## How to complete this task
Skip the pictures, and retype the data below in full, exactly.
● ● ● ● ● ● ●
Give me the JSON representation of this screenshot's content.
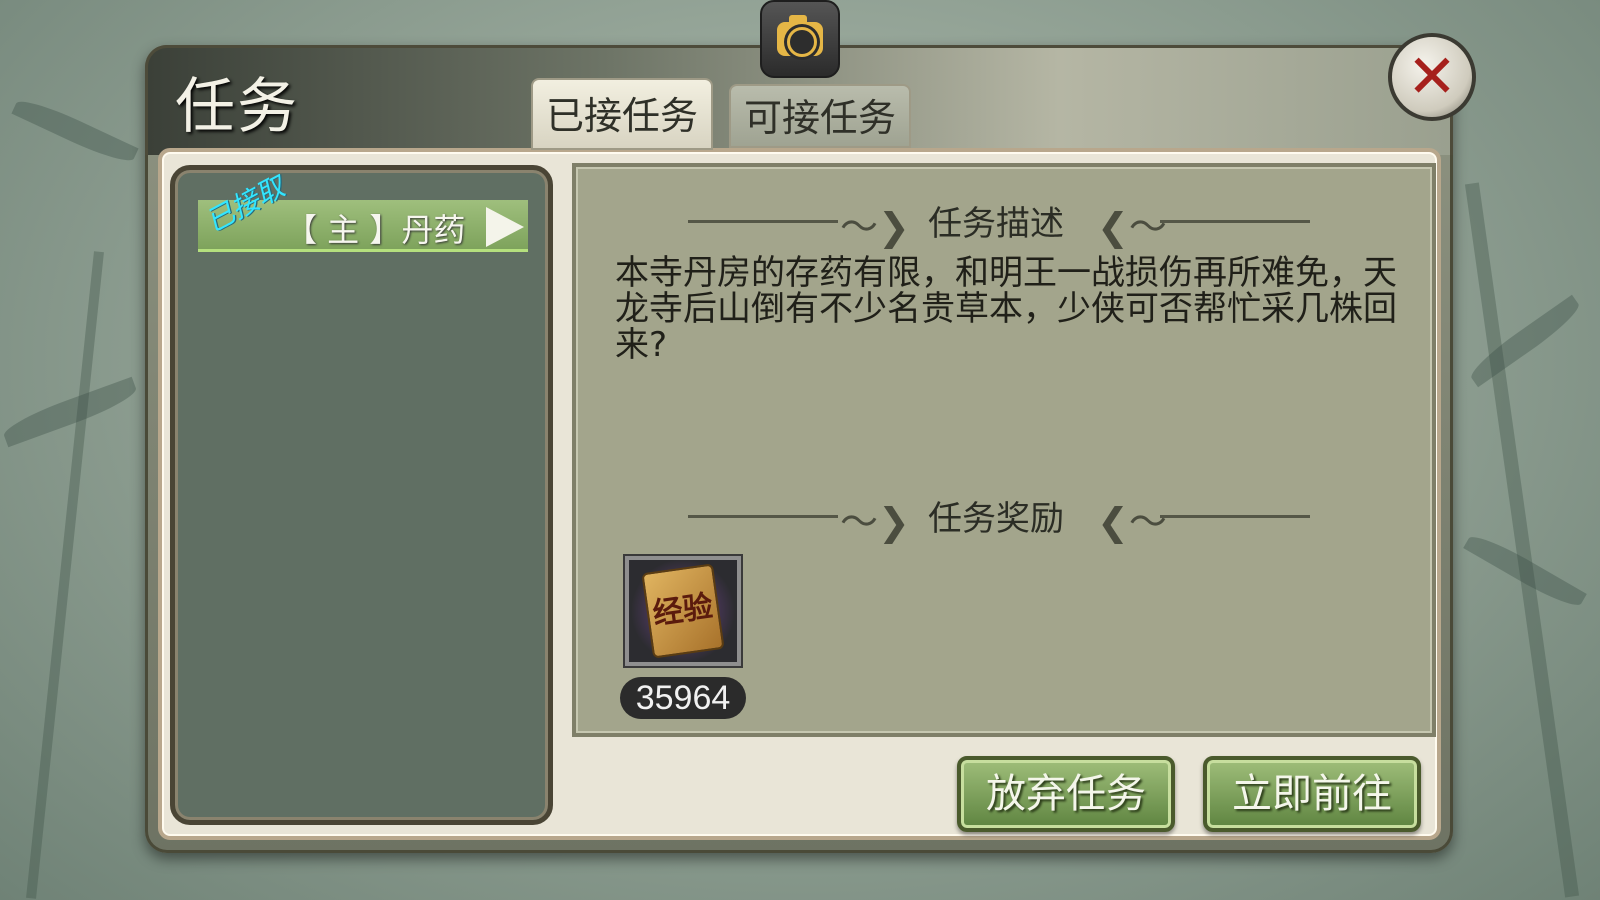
{
  "window": {
    "title": "任务"
  },
  "tabs": [
    {
      "label": "已接任务",
      "active": true
    },
    {
      "label": "可接任务",
      "active": false
    }
  ],
  "icons": {
    "camera": "camera-icon",
    "close": "close-icon",
    "arrow": "chevron-right-icon"
  },
  "quest_list": {
    "items": [
      {
        "stamp": "已接取",
        "label": "【 主 】丹药"
      }
    ]
  },
  "description": {
    "title": "任务描述",
    "text": "本寺丹房的存药有限，和明王一战损伤再所难免，天龙寺后山倒有不少名贵草本，少侠可否帮忙采几株回来?"
  },
  "rewards": {
    "title": "任务奖励",
    "items": [
      {
        "icon": "experience-icon",
        "icon_text": "经验",
        "count": "35964"
      }
    ]
  },
  "buttons": {
    "abandon": "放弃任务",
    "go_now": "立即前往"
  },
  "colors": {
    "accent_green": "#7ea35c",
    "close_red": "#a6201c",
    "stamp_cyan": "#33e6ff"
  }
}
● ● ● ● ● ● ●
## Finished exercise
Give me the JSON representation of this screenshot's content.
{
  "window": {
    "title": "任务"
  },
  "tabs": [
    {
      "label": "已接任务",
      "active": true
    },
    {
      "label": "可接任务",
      "active": false
    }
  ],
  "icons": {
    "camera": "camera-icon",
    "close": "close-icon",
    "arrow": "chevron-right-icon"
  },
  "quest_list": {
    "items": [
      {
        "stamp": "已接取",
        "label": "【 主 】丹药"
      }
    ]
  },
  "description": {
    "title": "任务描述",
    "text": "本寺丹房的存药有限，和明王一战损伤再所难免，天龙寺后山倒有不少名贵草本，少侠可否帮忙采几株回来?"
  },
  "rewards": {
    "title": "任务奖励",
    "items": [
      {
        "icon": "experience-icon",
        "icon_text": "经验",
        "count": "35964"
      }
    ]
  },
  "buttons": {
    "abandon": "放弃任务",
    "go_now": "立即前往"
  },
  "colors": {
    "accent_green": "#7ea35c",
    "close_red": "#a6201c",
    "stamp_cyan": "#33e6ff"
  }
}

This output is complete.